I hobbled out of the shop having more trouble walking after the tattoo than I did after the actual race. And it hurt to drive myself back to the office (bad planning on my part) so I pretty much never used the brake unless absolutely necessary. Once back in the office I showed everyone of course but at this point I still hadn't actually looked down and seen the tattoo for myself. I can't explain why, I think I was just in denial and didn't want to know about it. People told me it was bleeding, and I assumed they were talking about the small red dot on the eye. When I finally did look to see it for myself, I saw that my lower leg was covered in streaks of blood and it was staining my socks. It was not a lot of blood, but just a few drops dripping down your leg can leave some pretty nasty-looking trails. I was really embarrassed that I was showing it to people having it look so disgusting.

Now that it's cleaned up, I can honestly say I think Lantz did an AMAZING job. It is exactly what I gave him. The lines are crisp and clean and I can't fault his technical expertise one bit. My only regret, and this isn't really a regret, is that it's a little high on leg. It's actually pretty well-centered on the calf when I'm tensed up, so if I can build up my calves a bit it should look really good in bike shorts. But in regular shorts, in just seems a bit too far up the leg. Not by much, maybe just a half-inch or so.

*** UPDATE: I just realized, by having the tattoo a little high on my leg it leaves more room for body-marking. I want to make sure people know they're being passed by a 40-YEAR-OLD Ironman! ***

Lantz at Zulu Tattoo, S Crescent Heights Blvd. in Los Angeles. He gets the Wedgie Seal of Approval. Highly recommended.

As far as the symbolism of the tattoo, I'm hoping it can be viewed in several ways:

People who don't know anything about triathlons might say "hey, cool whale".
Triathletes might say "hey, cool M-Dot, and the killer whale is a great icon for the sport: strong, powerful, king of the ocean predators."
But people who know me or read this blog will know the TRUE symbolism of the whale: the whale is NOT a fearsome predator; it's a silly little squeaky horn.
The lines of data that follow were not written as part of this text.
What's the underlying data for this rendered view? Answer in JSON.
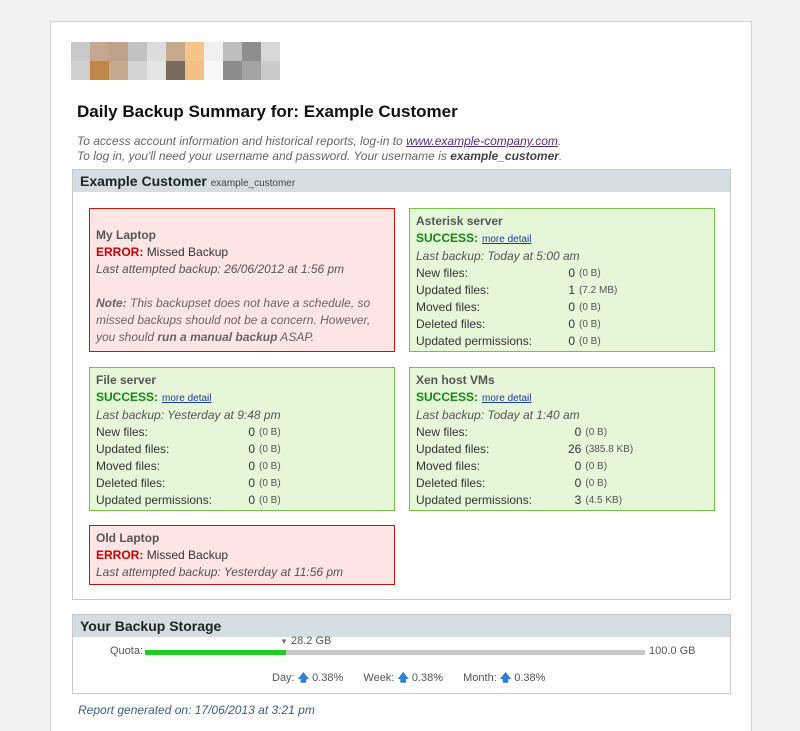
{
  "header": {
    "title": "Daily Backup Summary for: Example Customer",
    "intro_line1_prefix": "To access account information and historical reports, log-in to ",
    "intro_link": "www.example-company.com",
    "intro_line1_suffix": ".",
    "intro_line2_prefix": "To log in, you'll need your username and password. Your username is ",
    "intro_username": "example_customer",
    "intro_line2_suffix": "."
  },
  "colors": {
    "error_border": "#cc1111",
    "error_bg": "#fde5e5",
    "success_border": "#77c24c",
    "success_bg": "#e6f7d9",
    "quota_bar": "#22cc22",
    "section_header": "#d3dde2"
  },
  "customer": {
    "name": "Example Customer",
    "username": "example_customer"
  },
  "boxes": [
    {
      "name": "My Laptop",
      "status_label": "ERROR:",
      "status_text": "Missed Backup",
      "last": "Last attempted backup: 26/06/2012 at 1:56 pm",
      "note_label": "Note:",
      "note_text": " This backupset does not have a schedule, so missed backups should not be a concern. However, you should ",
      "note_bold": "run a manual backup",
      "note_end": " ASAP."
    },
    {
      "name": "Asterisk server",
      "status_label": "SUCCESS:",
      "detail_link": "more detail",
      "last": "Last backup: Today at 5:00 am",
      "rows": [
        {
          "label": "New files:",
          "value": "0",
          "size": "(0 B)"
        },
        {
          "label": "Updated files:",
          "value": "1",
          "size": "(7.2 MB)"
        },
        {
          "label": "Moved files:",
          "value": "0",
          "size": "(0 B)"
        },
        {
          "label": "Deleted files:",
          "value": "0",
          "size": "(0 B)"
        },
        {
          "label": "Updated permissions:",
          "value": "0",
          "size": "(0 B)"
        }
      ]
    },
    {
      "name": "File server",
      "status_label": "SUCCESS:",
      "detail_link": "more detail",
      "last": "Last backup: Yesterday at 9:48 pm",
      "rows": [
        {
          "label": "New files:",
          "value": "0",
          "size": "(0 B)"
        },
        {
          "label": "Updated files:",
          "value": "0",
          "size": "(0 B)"
        },
        {
          "label": "Moved files:",
          "value": "0",
          "size": "(0 B)"
        },
        {
          "label": "Deleted files:",
          "value": "0",
          "size": "(0 B)"
        },
        {
          "label": "Updated permissions:",
          "value": "0",
          "size": "(0 B)"
        }
      ]
    },
    {
      "name": "Xen host VMs",
      "status_label": "SUCCESS:",
      "detail_link": "more detail",
      "last": "Last backup: Today at 1:40 am",
      "rows": [
        {
          "label": "New files:",
          "value": "0",
          "size": "(0 B)"
        },
        {
          "label": "Updated files:",
          "value": "26",
          "size": "(385.8 KB)"
        },
        {
          "label": "Moved files:",
          "value": "0",
          "size": "(0 B)"
        },
        {
          "label": "Deleted files:",
          "value": "0",
          "size": "(0 B)"
        },
        {
          "label": "Updated permissions:",
          "value": "3",
          "size": "(4.5 KB)"
        }
      ]
    },
    {
      "name": "Old Laptop",
      "status_label": "ERROR:",
      "status_text": "Missed Backup",
      "last": "Last attempted backup: Yesterday at 11:56 pm"
    }
  ],
  "storage": {
    "title": "Your Backup Storage",
    "quota_label": "Quota:",
    "used_label": "28.2 GB",
    "total_label": "100.0 GB",
    "used_fraction": 0.282,
    "day_label": "Day:",
    "day_value": "0.38%",
    "week_label": "Week:",
    "week_value": "0.38%",
    "month_label": "Month:",
    "month_value": "0.38%",
    "trend_icon": "up-arrow-icon"
  },
  "footer": {
    "report": "Report generated on: 17/06/2013 at 3:21 pm"
  }
}
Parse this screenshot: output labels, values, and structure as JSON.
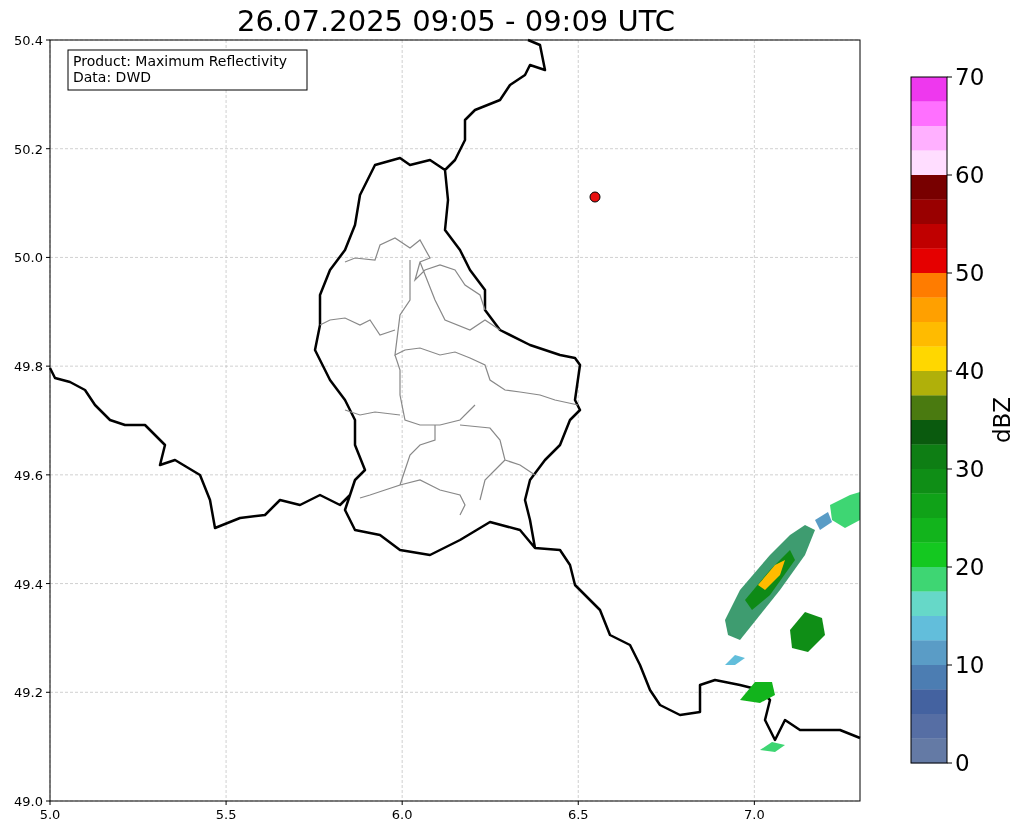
{
  "title": "26.07.2025 09:05 - 09:09 UTC",
  "info_box": {
    "lines": [
      "Product: Maximum Reflectivity",
      "Data: DWD"
    ]
  },
  "map": {
    "x_ticks": [
      "5.0",
      "5.5",
      "6.0",
      "6.5",
      "7.0"
    ],
    "y_ticks": [
      "50.4",
      "50.2",
      "50.0",
      "49.8",
      "49.6",
      "49.4",
      "49.2",
      "49.0"
    ]
  },
  "colorbar": {
    "label": "dBZ",
    "ticks": [
      "70",
      "60",
      "50",
      "40",
      "30",
      "20",
      "10",
      "0"
    ],
    "bands": [
      {
        "color": "#ee38ee"
      },
      {
        "color": "#ff70ff"
      },
      {
        "color": "#ffb0ff"
      },
      {
        "color": "#ffddff"
      },
      {
        "color": "#780000"
      },
      {
        "color": "#990000"
      },
      {
        "color": "#c00000"
      },
      {
        "color": "#e50000"
      },
      {
        "color": "#ff7c00"
      },
      {
        "color": "#ffa000"
      },
      {
        "color": "#ffbb00"
      },
      {
        "color": "#ffd700"
      },
      {
        "color": "#b0b00a"
      },
      {
        "color": "#4a7a10"
      },
      {
        "color": "#0a5a0e"
      },
      {
        "color": "#0e7e14"
      },
      {
        "color": "#0f8e16"
      },
      {
        "color": "#10a218"
      },
      {
        "color": "#12b41c"
      },
      {
        "color": "#14c820"
      },
      {
        "color": "#3ed673"
      },
      {
        "color": "#66d8c8"
      },
      {
        "color": "#62bedb"
      },
      {
        "color": "#5a9cc6"
      },
      {
        "color": "#4c7db2"
      },
      {
        "color": "#4462a0"
      },
      {
        "color": "#566ea4"
      },
      {
        "color": "#647aa5"
      }
    ]
  }
}
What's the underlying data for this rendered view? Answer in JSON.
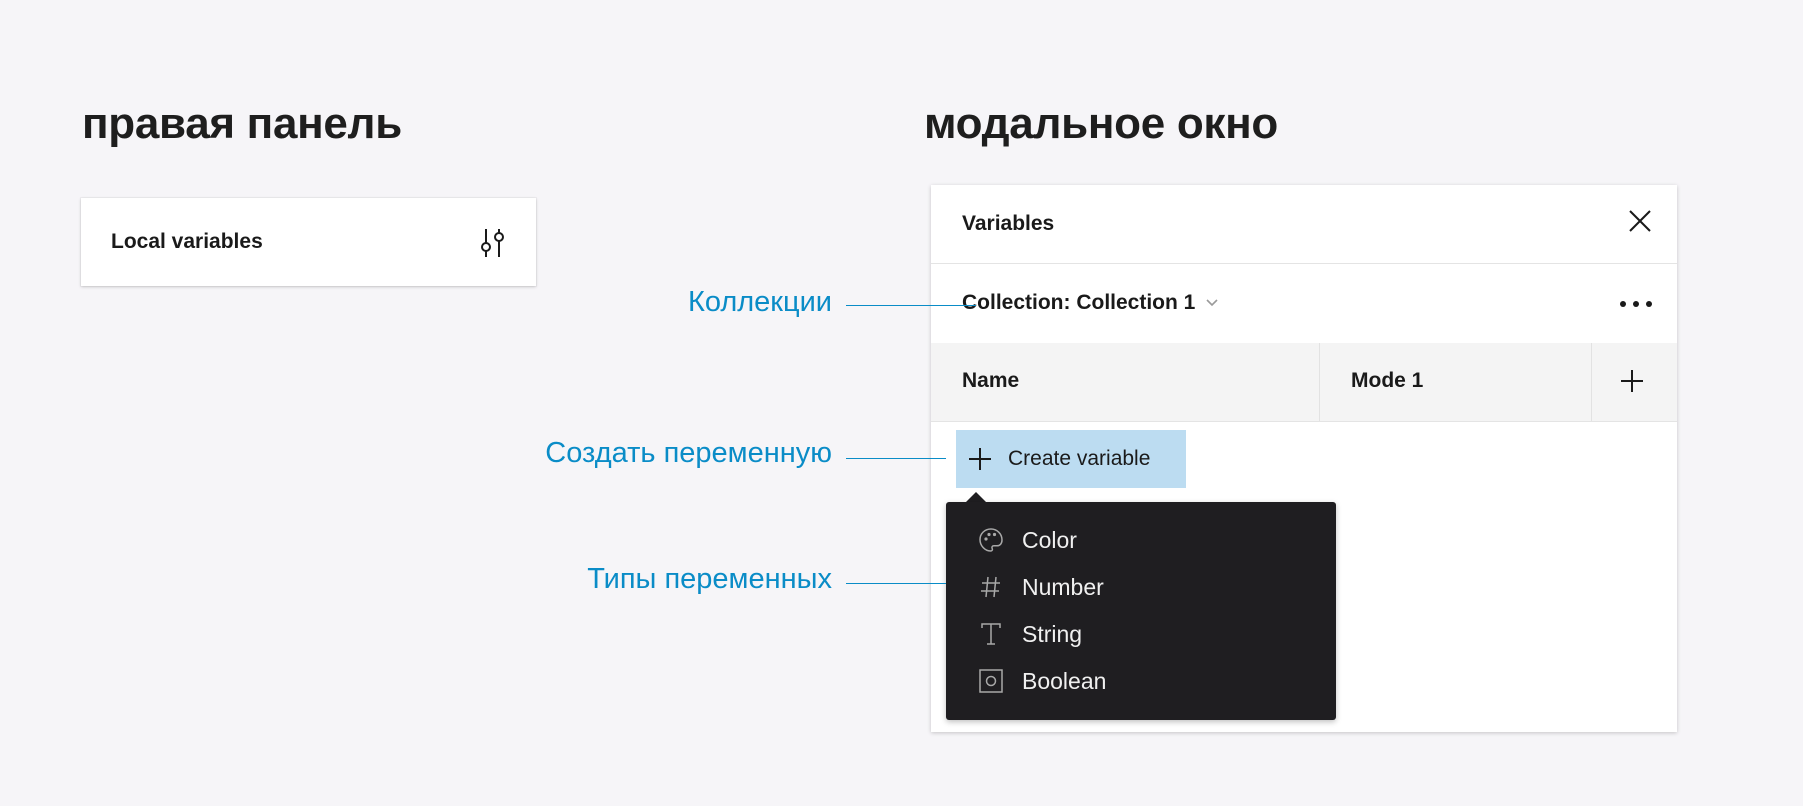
{
  "headings": {
    "left": "правая панель",
    "right": "модальное окно"
  },
  "right_panel": {
    "title": "Local variables",
    "icon": "sliders-icon"
  },
  "modal": {
    "title": "Variables",
    "close_icon": "close-icon",
    "collection_label": "Collection: Collection 1",
    "more_icon": "more-icon",
    "columns": {
      "name": "Name",
      "mode": "Mode 1"
    },
    "add_mode_icon": "plus-icon",
    "create_button": "Create variable"
  },
  "dropdown": {
    "items": [
      {
        "label": "Color",
        "icon": "palette-icon"
      },
      {
        "label": "Number",
        "icon": "hash-icon"
      },
      {
        "label": "String",
        "icon": "text-icon"
      },
      {
        "label": "Boolean",
        "icon": "boolean-icon"
      }
    ]
  },
  "annotations": {
    "collections": "Коллекции",
    "create": "Создать переменную",
    "types": "Типы переменных"
  },
  "colors": {
    "accent": "#0a8cc7",
    "button_highlight": "#bcdcf1",
    "dropdown_bg": "#1f1e21",
    "page_bg": "#f6f5f8"
  }
}
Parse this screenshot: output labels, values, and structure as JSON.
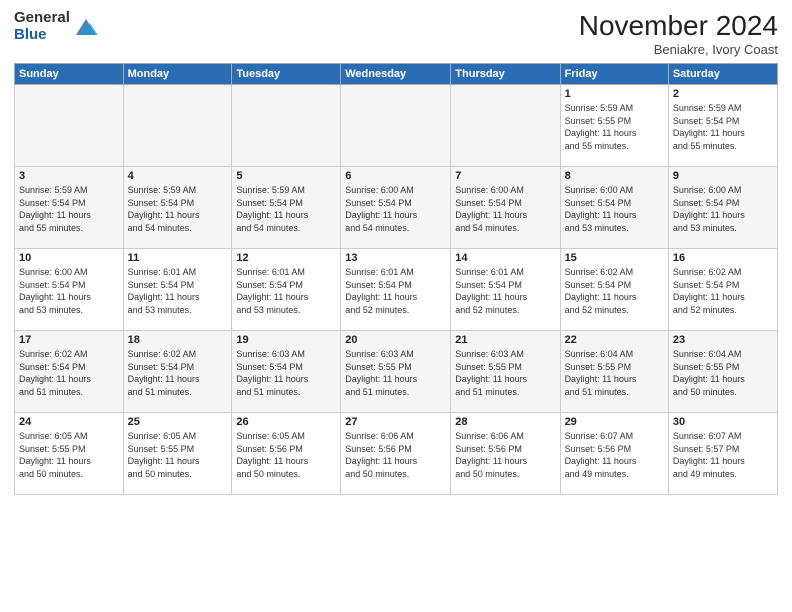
{
  "header": {
    "logo_line1": "General",
    "logo_line2": "Blue",
    "month_year": "November 2024",
    "location": "Beniakre, Ivory Coast"
  },
  "weekdays": [
    "Sunday",
    "Monday",
    "Tuesday",
    "Wednesday",
    "Thursday",
    "Friday",
    "Saturday"
  ],
  "weeks": [
    [
      {
        "day": "",
        "info": ""
      },
      {
        "day": "",
        "info": ""
      },
      {
        "day": "",
        "info": ""
      },
      {
        "day": "",
        "info": ""
      },
      {
        "day": "",
        "info": ""
      },
      {
        "day": "1",
        "info": "Sunrise: 5:59 AM\nSunset: 5:55 PM\nDaylight: 11 hours\nand 55 minutes."
      },
      {
        "day": "2",
        "info": "Sunrise: 5:59 AM\nSunset: 5:54 PM\nDaylight: 11 hours\nand 55 minutes."
      }
    ],
    [
      {
        "day": "3",
        "info": "Sunrise: 5:59 AM\nSunset: 5:54 PM\nDaylight: 11 hours\nand 55 minutes."
      },
      {
        "day": "4",
        "info": "Sunrise: 5:59 AM\nSunset: 5:54 PM\nDaylight: 11 hours\nand 54 minutes."
      },
      {
        "day": "5",
        "info": "Sunrise: 5:59 AM\nSunset: 5:54 PM\nDaylight: 11 hours\nand 54 minutes."
      },
      {
        "day": "6",
        "info": "Sunrise: 6:00 AM\nSunset: 5:54 PM\nDaylight: 11 hours\nand 54 minutes."
      },
      {
        "day": "7",
        "info": "Sunrise: 6:00 AM\nSunset: 5:54 PM\nDaylight: 11 hours\nand 54 minutes."
      },
      {
        "day": "8",
        "info": "Sunrise: 6:00 AM\nSunset: 5:54 PM\nDaylight: 11 hours\nand 53 minutes."
      },
      {
        "day": "9",
        "info": "Sunrise: 6:00 AM\nSunset: 5:54 PM\nDaylight: 11 hours\nand 53 minutes."
      }
    ],
    [
      {
        "day": "10",
        "info": "Sunrise: 6:00 AM\nSunset: 5:54 PM\nDaylight: 11 hours\nand 53 minutes."
      },
      {
        "day": "11",
        "info": "Sunrise: 6:01 AM\nSunset: 5:54 PM\nDaylight: 11 hours\nand 53 minutes."
      },
      {
        "day": "12",
        "info": "Sunrise: 6:01 AM\nSunset: 5:54 PM\nDaylight: 11 hours\nand 53 minutes."
      },
      {
        "day": "13",
        "info": "Sunrise: 6:01 AM\nSunset: 5:54 PM\nDaylight: 11 hours\nand 52 minutes."
      },
      {
        "day": "14",
        "info": "Sunrise: 6:01 AM\nSunset: 5:54 PM\nDaylight: 11 hours\nand 52 minutes."
      },
      {
        "day": "15",
        "info": "Sunrise: 6:02 AM\nSunset: 5:54 PM\nDaylight: 11 hours\nand 52 minutes."
      },
      {
        "day": "16",
        "info": "Sunrise: 6:02 AM\nSunset: 5:54 PM\nDaylight: 11 hours\nand 52 minutes."
      }
    ],
    [
      {
        "day": "17",
        "info": "Sunrise: 6:02 AM\nSunset: 5:54 PM\nDaylight: 11 hours\nand 51 minutes."
      },
      {
        "day": "18",
        "info": "Sunrise: 6:02 AM\nSunset: 5:54 PM\nDaylight: 11 hours\nand 51 minutes."
      },
      {
        "day": "19",
        "info": "Sunrise: 6:03 AM\nSunset: 5:54 PM\nDaylight: 11 hours\nand 51 minutes."
      },
      {
        "day": "20",
        "info": "Sunrise: 6:03 AM\nSunset: 5:55 PM\nDaylight: 11 hours\nand 51 minutes."
      },
      {
        "day": "21",
        "info": "Sunrise: 6:03 AM\nSunset: 5:55 PM\nDaylight: 11 hours\nand 51 minutes."
      },
      {
        "day": "22",
        "info": "Sunrise: 6:04 AM\nSunset: 5:55 PM\nDaylight: 11 hours\nand 51 minutes."
      },
      {
        "day": "23",
        "info": "Sunrise: 6:04 AM\nSunset: 5:55 PM\nDaylight: 11 hours\nand 50 minutes."
      }
    ],
    [
      {
        "day": "24",
        "info": "Sunrise: 6:05 AM\nSunset: 5:55 PM\nDaylight: 11 hours\nand 50 minutes."
      },
      {
        "day": "25",
        "info": "Sunrise: 6:05 AM\nSunset: 5:55 PM\nDaylight: 11 hours\nand 50 minutes."
      },
      {
        "day": "26",
        "info": "Sunrise: 6:05 AM\nSunset: 5:56 PM\nDaylight: 11 hours\nand 50 minutes."
      },
      {
        "day": "27",
        "info": "Sunrise: 6:06 AM\nSunset: 5:56 PM\nDaylight: 11 hours\nand 50 minutes."
      },
      {
        "day": "28",
        "info": "Sunrise: 6:06 AM\nSunset: 5:56 PM\nDaylight: 11 hours\nand 50 minutes."
      },
      {
        "day": "29",
        "info": "Sunrise: 6:07 AM\nSunset: 5:56 PM\nDaylight: 11 hours\nand 49 minutes."
      },
      {
        "day": "30",
        "info": "Sunrise: 6:07 AM\nSunset: 5:57 PM\nDaylight: 11 hours\nand 49 minutes."
      }
    ]
  ]
}
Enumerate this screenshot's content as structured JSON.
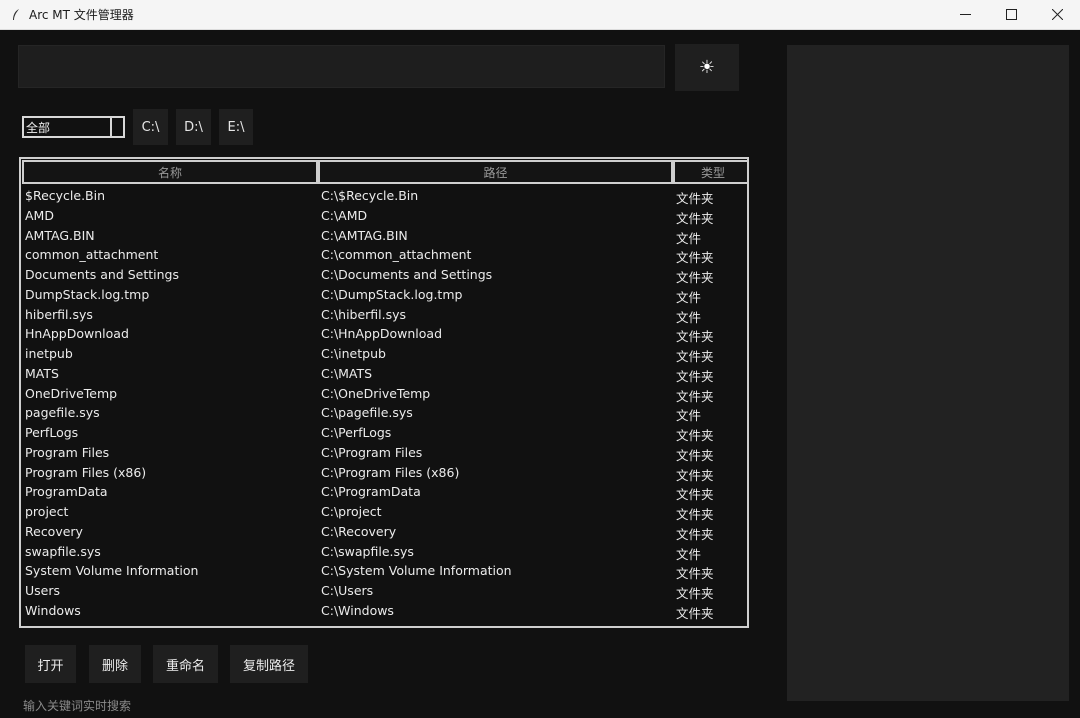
{
  "window": {
    "title": "Arc MT 文件管理器",
    "minimize_icon": "minimize-icon",
    "maximize_icon": "maximize-icon",
    "close_icon": "close-icon"
  },
  "search": {
    "value": "",
    "placeholder": ""
  },
  "theme_toggle": {
    "label": "☀",
    "icon": "sun-icon"
  },
  "filter": {
    "selected": "全部"
  },
  "drives": [
    "C:\\",
    "D:\\",
    "E:\\"
  ],
  "table": {
    "headers": {
      "name": "名称",
      "path": "路径",
      "type": "类型"
    },
    "rows": [
      {
        "name": "$Recycle.Bin",
        "path": "C:\\$Recycle.Bin",
        "type": "文件夹"
      },
      {
        "name": "AMD",
        "path": "C:\\AMD",
        "type": "文件夹"
      },
      {
        "name": "AMTAG.BIN",
        "path": "C:\\AMTAG.BIN",
        "type": "文件"
      },
      {
        "name": "common_attachment",
        "path": "C:\\common_attachment",
        "type": "文件夹"
      },
      {
        "name": "Documents and Settings",
        "path": "C:\\Documents and Settings",
        "type": "文件夹"
      },
      {
        "name": "DumpStack.log.tmp",
        "path": "C:\\DumpStack.log.tmp",
        "type": "文件"
      },
      {
        "name": "hiberfil.sys",
        "path": "C:\\hiberfil.sys",
        "type": "文件"
      },
      {
        "name": "HnAppDownload",
        "path": "C:\\HnAppDownload",
        "type": "文件夹"
      },
      {
        "name": "inetpub",
        "path": "C:\\inetpub",
        "type": "文件夹"
      },
      {
        "name": "MATS",
        "path": "C:\\MATS",
        "type": "文件夹"
      },
      {
        "name": "OneDriveTemp",
        "path": "C:\\OneDriveTemp",
        "type": "文件夹"
      },
      {
        "name": "pagefile.sys",
        "path": "C:\\pagefile.sys",
        "type": "文件"
      },
      {
        "name": "PerfLogs",
        "path": "C:\\PerfLogs",
        "type": "文件夹"
      },
      {
        "name": "Program Files",
        "path": "C:\\Program Files",
        "type": "文件夹"
      },
      {
        "name": "Program Files (x86)",
        "path": "C:\\Program Files (x86)",
        "type": "文件夹"
      },
      {
        "name": "ProgramData",
        "path": "C:\\ProgramData",
        "type": "文件夹"
      },
      {
        "name": "project",
        "path": "C:\\project",
        "type": "文件夹"
      },
      {
        "name": "Recovery",
        "path": "C:\\Recovery",
        "type": "文件夹"
      },
      {
        "name": "swapfile.sys",
        "path": "C:\\swapfile.sys",
        "type": "文件"
      },
      {
        "name": "System Volume Information",
        "path": "C:\\System Volume Information",
        "type": "文件夹"
      },
      {
        "name": "Users",
        "path": "C:\\Users",
        "type": "文件夹"
      },
      {
        "name": "Windows",
        "path": "C:\\Windows",
        "type": "文件夹"
      }
    ]
  },
  "actions": {
    "open": "打开",
    "delete": "删除",
    "rename": "重命名",
    "copy_path": "复制路径"
  },
  "status": "输入关键词实时搜索"
}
Months ago I just wanted an M-Dot. Then Gerald told me I should "make it my own", which has been his mantra for me for the sport of triathlon all along. I didn't want to to incorporate a wedgie into the tattoo (that would have been just too weird) but then when Annie showed up in Oceanside with a giant inflatable whale I knew I had my logo. Gerald and Annie inadvertently inspired the design, and I feel a certain amount of closure with the fact that it was the two of them standing at an information table 3 years ago who first explained to me what a triathlon was. And of course, mad props to "Super" Dutch for drawing the whale for me.

Getting Inked

12:35 I am lying on a table at the tattoo studio. The guy just made the first incision. I can't see what he's doing but I swear he's slicing the flesh from my bones.

12:47 The plastic pillow I am leaning on is drenched in sweat. As is the table.

12:54 When I arrived here they offered me cookies but I passed, fearing they would be some kind of tofu crap. I just asked for some now, telling them "I think I'm earning cookies." Happily, they brought out some Chips Ahoys but I fear I may be creating a Pavlovian connection between cookies and pain.